Featuring Gage Wallace as First Actor, or Hypnotist, the play’s action occurs a year after a tragedy for which the Hypnotist is partly responsible. The family-friendly practitioner of the occult has lost his mojo, a development he reveals honestly and exhaustedly to his latest audience. When the Hypnotist seeks volunteers to participate in his ‘act’ (word very carefully chosen), his eyes fall upon a man he does not recognize, but should. Without giving away spoilers, the actor who takes a seat upon the Hypnotist’s stage is intimately involved in last year’s tragedy, and the two characters begin a cerebral, transcendental verbal dance that slowly exposes their respective suffering.
Here’s the script’s creative rub. Second Actor, or the individual who raises his or her hand to be hypnotized, is played each night by a different performer. Per An Oak Tree’s press packet, ‘the second actor will discover the play and their role at the same time as you [audience members] do.’ Actors and actresses who’ve agreed to take on the role are announced the Tuesday before the production’s weekend performances.”
“The work begins promisingly, casting Shriner as a small-town, high school show choir nerd who loses her virginity to an elusive, emotionally unavailable boyfriend. While the man-child proves disposable, Shriner’s love for the sexual chase and experience becomes one of the “10,000 pieces” that compromise her character. Branded by her peers in Indiana, and into her undergraduate college years at Millikin University in Central Illinois as a “bad” girl of dubious morals, Shriner makes the (seemingly) conscious decision to let her freak flag fly.
But then a #MeToo reckoning is squeezed into a momentum-slowing fashion between its riotous setup and compromising denouement. While painfully authentic and emotional, the sudden pivot to a plotline involving a past sexual assault undercuts what is previously served up as a narrative of female agency. As a feminist writer who urgently believes that more complicated, messy stories for and by women are needed across the entertainment spectrum, it pains me to see the production’s structure as an inadvertent capitulation to the very patriarchy it critiques. The subsequent upshift to a final 10 minutes of sex comedy ends with Shriner’s proscripted, heteronormative conclusion. It’s not what we’re lead to expect and it feels like a cheat.”

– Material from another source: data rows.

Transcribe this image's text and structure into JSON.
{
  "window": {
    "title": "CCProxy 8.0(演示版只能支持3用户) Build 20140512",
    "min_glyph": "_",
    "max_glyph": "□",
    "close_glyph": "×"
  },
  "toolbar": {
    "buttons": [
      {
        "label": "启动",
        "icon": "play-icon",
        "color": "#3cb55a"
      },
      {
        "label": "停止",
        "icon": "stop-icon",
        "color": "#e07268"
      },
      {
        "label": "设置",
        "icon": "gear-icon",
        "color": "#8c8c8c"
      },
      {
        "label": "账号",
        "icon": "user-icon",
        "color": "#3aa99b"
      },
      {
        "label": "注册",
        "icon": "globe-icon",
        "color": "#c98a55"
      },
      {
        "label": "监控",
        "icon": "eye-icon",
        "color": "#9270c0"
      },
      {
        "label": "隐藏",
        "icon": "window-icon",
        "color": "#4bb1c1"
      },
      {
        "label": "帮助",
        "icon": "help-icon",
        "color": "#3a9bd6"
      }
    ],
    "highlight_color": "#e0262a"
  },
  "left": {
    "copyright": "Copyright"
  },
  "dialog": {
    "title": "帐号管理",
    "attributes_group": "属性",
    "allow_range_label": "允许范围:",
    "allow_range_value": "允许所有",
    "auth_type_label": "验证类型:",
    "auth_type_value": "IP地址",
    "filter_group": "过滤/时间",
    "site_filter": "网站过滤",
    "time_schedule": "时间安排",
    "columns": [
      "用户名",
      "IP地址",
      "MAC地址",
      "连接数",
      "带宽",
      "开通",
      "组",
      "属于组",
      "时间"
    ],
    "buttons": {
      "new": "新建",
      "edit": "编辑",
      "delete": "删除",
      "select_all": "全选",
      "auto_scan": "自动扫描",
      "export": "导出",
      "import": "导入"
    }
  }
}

“The script from two-time Pulitzer Prize-winner Lynn Nottage (2009’s Ruined and 2017’s Sweat) also leaves open the distinct and tantalizing possibility that his wife’s ghost isn’t the only spirit Godfrey is fleeing. Lily, sister of the deceased, makes a reappearance on the relocated Crump doorstep that leaves everyone breathless. Loud, unabashed and full-on woke, in an era when Jim Crow laws and separate-but-equal instructed African-Americans to “know their place,” Lily is unafraid to take up space and speak her mind. For the damaged Crump family, this is both enticing and threatening.
The unvoiced dialogue between Godfrey and Lily is suggestive of a more complicated and intertwined past between the two. Their immediate and still-palpable chemistry sends Godfrey fleeing in yet another direction — right into the chaste arms of Gerte (Emily Tate), a recent white, German immigrant that Godfrey meets on the subway. Charmed by her submissiveness and willingness to follow the teachings of the never-seen Father Devine, Godfrey impulsively marries Gerte and installs her in his crowded and emotionally charged Brooklyn basement flat.
Within the cramped rooms of the Crump apartment, religious, racial and sexual tensions flare as Ernestine prepares to graduate high school and transition to adulthood. While all of the cast members acquit themselves well and present the audience with a complicated and authentic slice of Eisenhower-era Americana, it is Ms. Buckley who completely commands our rapt attention.”